§ Problem statement: The output should be all lines of the entries below in which the word "item" occurs.

§ Input data:
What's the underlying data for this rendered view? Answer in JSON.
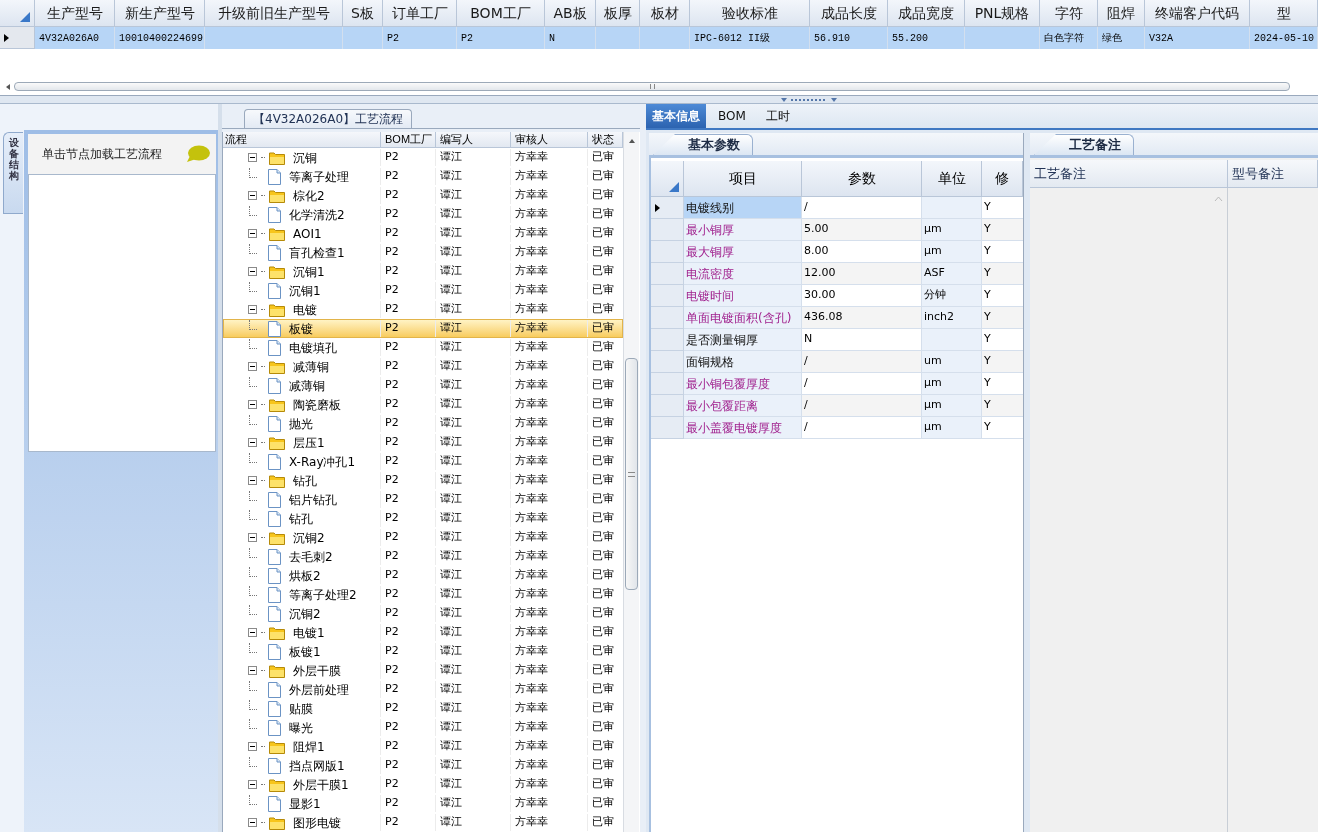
{
  "product_grid": {
    "columns": [
      "生产型号",
      "新生产型号",
      "升级前旧生产型号",
      "S板",
      "订单工厂",
      "BOM工厂",
      "AB板",
      "板厚",
      "板材",
      "验收标准",
      "成品长度",
      "成品宽度",
      "PNL规格",
      "字符",
      "阻焊",
      "终端客户代码",
      "型"
    ],
    "rows": [
      {
        "selected": true,
        "cells": [
          "4V32A026A0",
          "10010400224699",
          "",
          "",
          "P2",
          "P2",
          "N",
          "",
          "",
          "IPC-6012 II级",
          "56.910",
          "55.200",
          "",
          "白色字符",
          "绿色",
          "V32A",
          "2024-05-10"
        ]
      }
    ]
  },
  "side_tab": "设备结构",
  "hint": "单击节点加载工艺流程",
  "flow_title": "【4V32A026A0】工艺流程",
  "tree": {
    "columns": [
      "流程",
      "BOM工厂",
      "编写人",
      "审核人",
      "状态"
    ],
    "nodes": [
      {
        "label": "沉铜",
        "bom": "P2",
        "author": "谭江",
        "reviewer": "方幸幸",
        "status": "已审",
        "expanded": true,
        "selected": false,
        "children": [
          {
            "label": "等离子处理",
            "bom": "P2",
            "author": "谭江",
            "reviewer": "方幸幸",
            "status": "已审",
            "selected": false
          }
        ]
      },
      {
        "label": "棕化2",
        "bom": "P2",
        "author": "谭江",
        "reviewer": "方幸幸",
        "status": "已审",
        "expanded": true,
        "selected": false,
        "children": [
          {
            "label": "化学清洗2",
            "bom": "P2",
            "author": "谭江",
            "reviewer": "方幸幸",
            "status": "已审",
            "selected": false
          }
        ]
      },
      {
        "label": "AOI1",
        "bom": "P2",
        "author": "谭江",
        "reviewer": "方幸幸",
        "status": "已审",
        "expanded": true,
        "selected": false,
        "children": [
          {
            "label": "盲孔检查1",
            "bom": "P2",
            "author": "谭江",
            "reviewer": "方幸幸",
            "status": "已审",
            "selected": false
          }
        ]
      },
      {
        "label": "沉铜1",
        "bom": "P2",
        "author": "谭江",
        "reviewer": "方幸幸",
        "status": "已审",
        "expanded": true,
        "selected": false,
        "children": [
          {
            "label": "沉铜1",
            "bom": "P2",
            "author": "谭江",
            "reviewer": "方幸幸",
            "status": "已审",
            "selected": false
          }
        ]
      },
      {
        "label": "电镀",
        "bom": "P2",
        "author": "谭江",
        "reviewer": "方幸幸",
        "status": "已审",
        "expanded": true,
        "selected": false,
        "children": [
          {
            "label": "板镀",
            "bom": "P2",
            "author": "谭江",
            "reviewer": "方幸幸",
            "status": "已审",
            "selected": true
          },
          {
            "label": "电镀填孔",
            "bom": "P2",
            "author": "谭江",
            "reviewer": "方幸幸",
            "status": "已审",
            "selected": false
          }
        ]
      },
      {
        "label": "减薄铜",
        "bom": "P2",
        "author": "谭江",
        "reviewer": "方幸幸",
        "status": "已审",
        "expanded": true,
        "selected": false,
        "children": [
          {
            "label": "减薄铜",
            "bom": "P2",
            "author": "谭江",
            "reviewer": "方幸幸",
            "status": "已审",
            "selected": false
          }
        ]
      },
      {
        "label": "陶瓷磨板",
        "bom": "P2",
        "author": "谭江",
        "reviewer": "方幸幸",
        "status": "已审",
        "expanded": true,
        "selected": false,
        "children": [
          {
            "label": "抛光",
            "bom": "P2",
            "author": "谭江",
            "reviewer": "方幸幸",
            "status": "已审",
            "selected": false
          }
        ]
      },
      {
        "label": "层压1",
        "bom": "P2",
        "author": "谭江",
        "reviewer": "方幸幸",
        "status": "已审",
        "expanded": true,
        "selected": false,
        "children": [
          {
            "label": "X-Ray冲孔1",
            "bom": "P2",
            "author": "谭江",
            "reviewer": "方幸幸",
            "status": "已审",
            "selected": false
          }
        ]
      },
      {
        "label": "钻孔",
        "bom": "P2",
        "author": "谭江",
        "reviewer": "方幸幸",
        "status": "已审",
        "expanded": true,
        "selected": false,
        "children": [
          {
            "label": "铝片钻孔",
            "bom": "P2",
            "author": "谭江",
            "reviewer": "方幸幸",
            "status": "已审",
            "selected": false
          },
          {
            "label": "钻孔",
            "bom": "P2",
            "author": "谭江",
            "reviewer": "方幸幸",
            "status": "已审",
            "selected": false
          }
        ]
      },
      {
        "label": "沉铜2",
        "bom": "P2",
        "author": "谭江",
        "reviewer": "方幸幸",
        "status": "已审",
        "expanded": true,
        "selected": false,
        "children": [
          {
            "label": "去毛刺2",
            "bom": "P2",
            "author": "谭江",
            "reviewer": "方幸幸",
            "status": "已审",
            "selected": false
          },
          {
            "label": "烘板2",
            "bom": "P2",
            "author": "谭江",
            "reviewer": "方幸幸",
            "status": "已审",
            "selected": false
          },
          {
            "label": "等离子处理2",
            "bom": "P2",
            "author": "谭江",
            "reviewer": "方幸幸",
            "status": "已审",
            "selected": false
          },
          {
            "label": "沉铜2",
            "bom": "P2",
            "author": "谭江",
            "reviewer": "方幸幸",
            "status": "已审",
            "selected": false
          }
        ]
      },
      {
        "label": "电镀1",
        "bom": "P2",
        "author": "谭江",
        "reviewer": "方幸幸",
        "status": "已审",
        "expanded": true,
        "selected": false,
        "children": [
          {
            "label": "板镀1",
            "bom": "P2",
            "author": "谭江",
            "reviewer": "方幸幸",
            "status": "已审",
            "selected": false
          }
        ]
      },
      {
        "label": "外层干膜",
        "bom": "P2",
        "author": "谭江",
        "reviewer": "方幸幸",
        "status": "已审",
        "expanded": true,
        "selected": false,
        "children": [
          {
            "label": "外层前处理",
            "bom": "P2",
            "author": "谭江",
            "reviewer": "方幸幸",
            "status": "已审",
            "selected": false
          },
          {
            "label": "贴膜",
            "bom": "P2",
            "author": "谭江",
            "reviewer": "方幸幸",
            "status": "已审",
            "selected": false
          },
          {
            "label": "曝光",
            "bom": "P2",
            "author": "谭江",
            "reviewer": "方幸幸",
            "status": "已审",
            "selected": false
          }
        ]
      },
      {
        "label": "阻焊1",
        "bom": "P2",
        "author": "谭江",
        "reviewer": "方幸幸",
        "status": "已审",
        "expanded": true,
        "selected": false,
        "children": [
          {
            "label": "挡点网版1",
            "bom": "P2",
            "author": "谭江",
            "reviewer": "方幸幸",
            "status": "已审",
            "selected": false
          }
        ]
      },
      {
        "label": "外层干膜1",
        "bom": "P2",
        "author": "谭江",
        "reviewer": "方幸幸",
        "status": "已审",
        "expanded": true,
        "selected": false,
        "children": [
          {
            "label": "显影1",
            "bom": "P2",
            "author": "谭江",
            "reviewer": "方幸幸",
            "status": "已审",
            "selected": false
          }
        ]
      },
      {
        "label": "图形电镀",
        "bom": "P2",
        "author": "谭江",
        "reviewer": "方幸幸",
        "status": "已审",
        "expanded": true,
        "selected": false
      }
    ]
  },
  "detail_tabs": [
    {
      "label": "基本信息",
      "selected": true
    },
    {
      "label": "BOM",
      "selected": false
    },
    {
      "label": "工时",
      "selected": false
    }
  ],
  "params": {
    "tab": "基本参数",
    "columns": [
      "项目",
      "参数",
      "单位",
      "修"
    ],
    "rows": [
      {
        "item": "电镀线别",
        "value": "/",
        "unit": "",
        "modified": "Y",
        "emphasized": false,
        "selected": true
      },
      {
        "item": "最小铜厚",
        "value": "5.00",
        "unit": "μm",
        "modified": "Y",
        "emphasized": true,
        "selected": false
      },
      {
        "item": "最大铜厚",
        "value": "8.00",
        "unit": "μm",
        "modified": "Y",
        "emphasized": true,
        "selected": false
      },
      {
        "item": "电流密度",
        "value": "12.00",
        "unit": "ASF",
        "modified": "Y",
        "emphasized": true,
        "selected": false
      },
      {
        "item": "电镀时间",
        "value": "30.00",
        "unit": "分钟",
        "modified": "Y",
        "emphasized": true,
        "selected": false
      },
      {
        "item": "单面电镀面积(含孔)",
        "value": "436.08",
        "unit": "inch2",
        "modified": "Y",
        "emphasized": true,
        "selected": false
      },
      {
        "item": "是否测量铜厚",
        "value": "N",
        "unit": "",
        "modified": "Y",
        "emphasized": false,
        "selected": false
      },
      {
        "item": "面铜规格",
        "value": "/",
        "unit": "um",
        "modified": "Y",
        "emphasized": false,
        "selected": false
      },
      {
        "item": "最小铜包覆厚度",
        "value": "/",
        "unit": "μm",
        "modified": "Y",
        "emphasized": true,
        "selected": false
      },
      {
        "item": "最小包覆距离",
        "value": "/",
        "unit": "μm",
        "modified": "Y",
        "emphasized": true,
        "selected": false
      },
      {
        "item": "最小盖覆电镀厚度",
        "value": "/",
        "unit": "μm",
        "modified": "Y",
        "emphasized": true,
        "selected": false
      }
    ]
  },
  "notes": {
    "tab": "工艺备注",
    "columns": [
      "工艺备注",
      "型号备注"
    ]
  }
}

§ Problem solution:
        "item": "电镀线别",
        "item": "最小铜厚",
        "item": "最大铜厚",
        "item": "电流密度",
        "item": "电镀时间",
        "item": "单面电镀面积(含孔)",
        "item": "是否测量铜厚",
        "item": "面铜规格",
        "item": "最小铜包覆厚度",
        "item": "最小包覆距离",
        "item": "最小盖覆电镀厚度",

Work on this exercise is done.